Star Trek: Lower Decks showrunner Mike McMahan recently explained why the show, which debuted last week, does not have a distributor lined up for international audiences.
On August 4th, during a guest appearance on the podcast How To Kill An Hour, McMahan explained that Star Trek: Lower Deck’s production, and subsequent partnering with an international distributor, had been effected by the COVID-19 Coronavirus pandemic.
Without a distributor, Star Trek: Lower Decks is exclusively available to Americans on CBS All Access and Canadians through CTV’s Sci Channel.
McMahan made it very clear that he and the team are working on it, saying, “I want everyone in the world to be able to see this show. And I think that, something the internet doesn’t quite calculate into, you know, it’s always a mystery, you’re always seeing like, ‘Oh what is CBS up to?'”
He continued by noting his aversion to saying too much publicly, stating “CBS wants all you guys to see it too.

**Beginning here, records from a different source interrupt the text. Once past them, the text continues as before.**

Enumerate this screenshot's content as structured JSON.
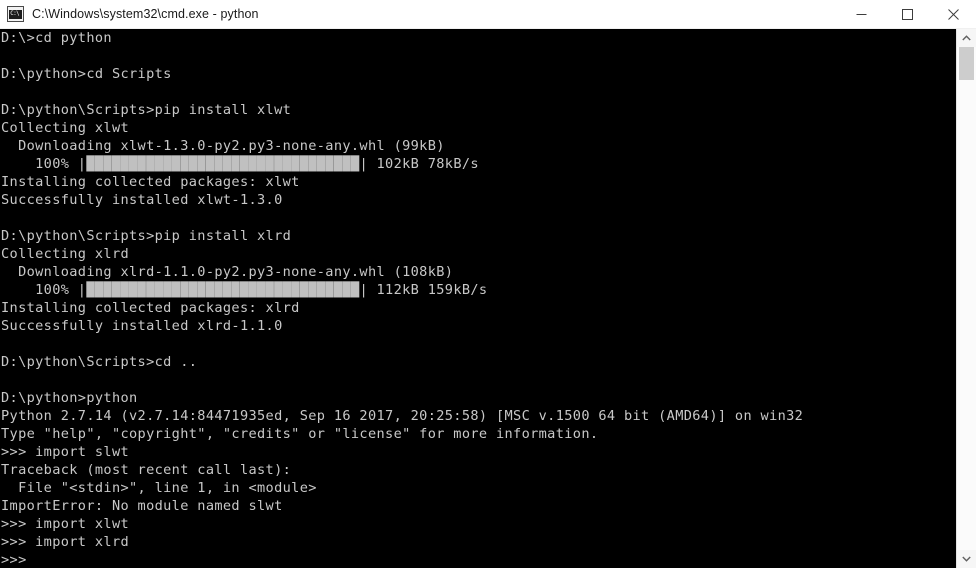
{
  "window": {
    "title": "C:\\Windows\\system32\\cmd.exe - python",
    "icon_name": "cmd-exe-icon",
    "icon_text": "C:\\",
    "titlebar_bg": "#ffffff",
    "console_bg": "#000000",
    "console_fg": "#c8c8c8",
    "controls": {
      "minimize_label": "Minimize",
      "maximize_label": "Maximize",
      "close_label": "Close"
    }
  },
  "scrollbar": {
    "up_arrow_label": "Scroll up",
    "down_arrow_label": "Scroll down",
    "thumb_label": "Scroll thumb"
  },
  "console": {
    "lines": [
      {
        "id": "l01",
        "text": "D:\\>cd python"
      },
      {
        "id": "l02",
        "text": ""
      },
      {
        "id": "l03",
        "text": "D:\\python>cd Scripts"
      },
      {
        "id": "l04",
        "text": ""
      },
      {
        "id": "l05",
        "text": "D:\\python\\Scripts>pip install xlwt"
      },
      {
        "id": "l06",
        "text": "Collecting xlwt"
      },
      {
        "id": "l07",
        "text": "  Downloading xlwt-1.3.0-py2.py3-none-any.whl (99kB)"
      },
      {
        "id": "l08",
        "type": "progress",
        "prefix": "    100% |",
        "blocks": "████████████████████████████████",
        "suffix": "| 102kB 78kB/s"
      },
      {
        "id": "l09",
        "text": "Installing collected packages: xlwt"
      },
      {
        "id": "l10",
        "text": "Successfully installed xlwt-1.3.0"
      },
      {
        "id": "l11",
        "text": ""
      },
      {
        "id": "l12",
        "text": "D:\\python\\Scripts>pip install xlrd"
      },
      {
        "id": "l13",
        "text": "Collecting xlrd"
      },
      {
        "id": "l14",
        "text": "  Downloading xlrd-1.1.0-py2.py3-none-any.whl (108kB)"
      },
      {
        "id": "l15",
        "type": "progress",
        "prefix": "    100% |",
        "blocks": "████████████████████████████████",
        "suffix": "| 112kB 159kB/s"
      },
      {
        "id": "l16",
        "text": "Installing collected packages: xlrd"
      },
      {
        "id": "l17",
        "text": "Successfully installed xlrd-1.1.0"
      },
      {
        "id": "l18",
        "text": ""
      },
      {
        "id": "l19",
        "text": "D:\\python\\Scripts>cd .."
      },
      {
        "id": "l20",
        "text": ""
      },
      {
        "id": "l21",
        "text": "D:\\python>python"
      },
      {
        "id": "l22",
        "text": "Python 2.7.14 (v2.7.14:84471935ed, Sep 16 2017, 20:25:58) [MSC v.1500 64 bit (AMD64)] on win32"
      },
      {
        "id": "l23",
        "text": "Type \"help\", \"copyright\", \"credits\" or \"license\" for more information."
      },
      {
        "id": "l24",
        "text": ">>> import slwt"
      },
      {
        "id": "l25",
        "text": "Traceback (most recent call last):"
      },
      {
        "id": "l26",
        "text": "  File \"<stdin>\", line 1, in <module>"
      },
      {
        "id": "l27",
        "text": "ImportError: No module named slwt"
      },
      {
        "id": "l28",
        "text": ">>> import xlwt"
      },
      {
        "id": "l29",
        "text": ">>> import xlrd"
      },
      {
        "id": "l30",
        "text": ">>>"
      }
    ]
  }
}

I want to be careful here, because I normally just go radio silent because I don’t want to speak out of turn because this business stuff, the deal-making, is not something I’m involved in. I’m involved in making sure a Trill symbiont is called a symbiont and not a symbiote.”
The showrunner would then proceed to drop the bomb that the global outbreak of COVID-19 disrupted their original timeline for release, revealing that “there are, in the works, a way for you guys to watch it. I don’t know the timeline, but the reason you guys don’t know yet is squarely because of COVID… because the timelines for everything we’ve been doing for production have been completely thrown out.”
McMahan admits that the show came out much sooner than expected for the crew, as “A lot of what we’re doing [for ‘Lower Decks’] unexpectedly got shifted two months earlier, because they were juggling around schedules and stuff. A lot of the different groups in entertainment — when you shuffle that stuff around, they can’t move as fast as [we in production can]. ”
A bit later in the episode, McMahan also explained that he had been tight-lipped on these behind-the-scenes issues due to “the thought of having CBS be like, ‘We were about to close [the international deal], but then you f***ing said something, and now people have to wait an extra month’ — because it complicated some deal or whatever… It’s been in the works for a long time, and I’m fine at people tweeting their frustrations at me. I get it. I’ve been frustrated at deal-making a million times before.”
He’d finish on the subject of Lower Decks being distributing internationally with a commitment, “But my priority is that you get it as soon as possible. So I know it’s frustrating, but it really is a symptom of our whole timeline moved up. We were not expecting to premiere [as soon as August], but because of circumstances being what they are, it was important to us to get this out in the world. And we had the ability to do it safely.”
In an editorial, Andre at Midnight’s Edge explored why CBS’s newest Star Trek entry is lacking international distribution.
As seen above, McMahan is towing the company’s line as to why Lower Decks was shipped out with no international distribution plan.
Rob from Midnight’s Edge also pointed out in another video how neither Netflix nor Amazon, arguably the two largest streamers on Earth, didn’t want to distribute Star Trek Lower Decks for CBS. With Netflix acting as a distributor for Star Trek: Discovery and Amazon for Star Trek: Picard; it is strange that neither entity had been in line to take on the show.
This isn’t the only troubling news for the animated show, as multiple media outlets have found the show to be less than enjoyable.
Mike Hale of the New York Times reviewed the first episode and drew attention to the show’s “lazy joke writing.”
Polygon wasn’t much kinder, as reviewer Samantha Nelson similarly noted that the show’s premiere episode “quickly fades into a series of lazy sitcom tropes.”
Bounding into Comics’ own Spencer Baculi reviewed Lower Decks and observed that, whatever CBS had created, it wasn’t for Trekkies, as he wrote “Ultimately, the most egregious aspect of Lower Decks is the fact that it is was clearly not made for fans of Star Trek. Between the low-hanging attempts at humor and the clear dismissal of elements unique to the franchise, it’s clear that Lower Decks was produced with the primary intent of courting the untapped market of casual viewers.”
With all these reviews, one has to loudly wonder if the problem is really corona or a lack of interest from distributors such as Amazon and Netflix who may prefer to spare themselves the disaster that is Star Trek: Lower Decks.